• WORK ORDER
How many lines of the data hold the word "glyph"? State the number and nothing else.

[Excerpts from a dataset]
**********

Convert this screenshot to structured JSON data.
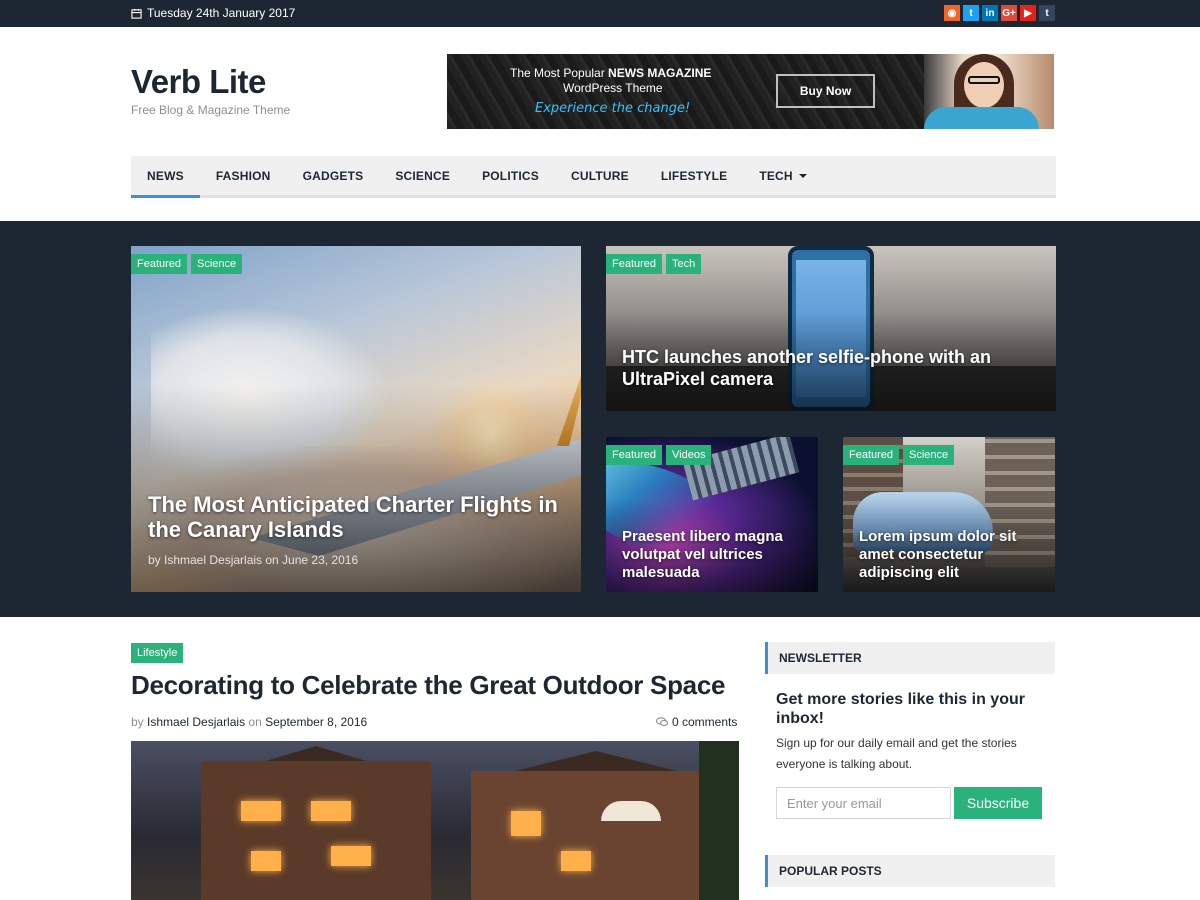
{
  "topbar": {
    "date": "Tuesday 24th January 2017",
    "socials": [
      {
        "icon": "rss-icon",
        "glyph": "◉",
        "color": "#f26522"
      },
      {
        "icon": "twitter-icon",
        "glyph": "t",
        "color": "#1da1f2"
      },
      {
        "icon": "linkedin-icon",
        "glyph": "in",
        "color": "#0077b5"
      },
      {
        "icon": "googleplus-icon",
        "glyph": "G+",
        "color": "#dd4b39"
      },
      {
        "icon": "youtube-icon",
        "glyph": "▶",
        "color": "#e62117"
      },
      {
        "icon": "tumblr-icon",
        "glyph": "t",
        "color": "#35465c"
      }
    ]
  },
  "brand": {
    "title": "Verb Lite",
    "tagline": "Free Blog & Magazine Theme"
  },
  "banner": {
    "line1_prefix": "The Most Popular ",
    "line1_bold": "NEWS MAGAZINE",
    "line2": "WordPress Theme",
    "line3": "Experience the change!",
    "button": "Buy Now"
  },
  "nav": {
    "items": [
      "NEWS",
      "FASHION",
      "GADGETS",
      "SCIENCE",
      "POLITICS",
      "CULTURE",
      "LIFESTYLE",
      "TECH"
    ]
  },
  "featured": {
    "cards": [
      {
        "tags": [
          "Featured",
          "Science"
        ],
        "title": "The Most Anticipated Charter Flights in the Canary Islands",
        "meta": "by Ishmael Desjarlais on June 23, 2016"
      },
      {
        "tags": [
          "Featured",
          "Tech"
        ],
        "title": "HTC launches another selfie-phone with an UltraPixel camera"
      },
      {
        "tags": [
          "Featured",
          "Videos"
        ],
        "title": "Praesent libero magna volutpat vel ultrices malesuada"
      },
      {
        "tags": [
          "Featured",
          "Science"
        ],
        "title": "Lorem ipsum dolor sit amet consectetur adipiscing elit"
      }
    ]
  },
  "post": {
    "tag": "Lifestyle",
    "title": "Decorating to Celebrate the Great Outdoor Space",
    "by": "by",
    "author": "Ishmael Desjarlais",
    "on": "on",
    "date": "September 8, 2016",
    "comments": "0 comments"
  },
  "sidebar": {
    "newsletter": {
      "heading": "NEWSLETTER",
      "title": "Get more stories like this in your inbox!",
      "text": "Sign up for our daily email and get the stories everyone is talking about.",
      "placeholder": "Enter your email",
      "button": "Subscribe"
    },
    "popular_heading": "POPULAR POSTS"
  },
  "colors": {
    "dark": "#1d2733",
    "accent_green": "#2ab27b",
    "accent_blue": "#3a8fd8"
  }
}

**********

• THE COMPLETED TASK
6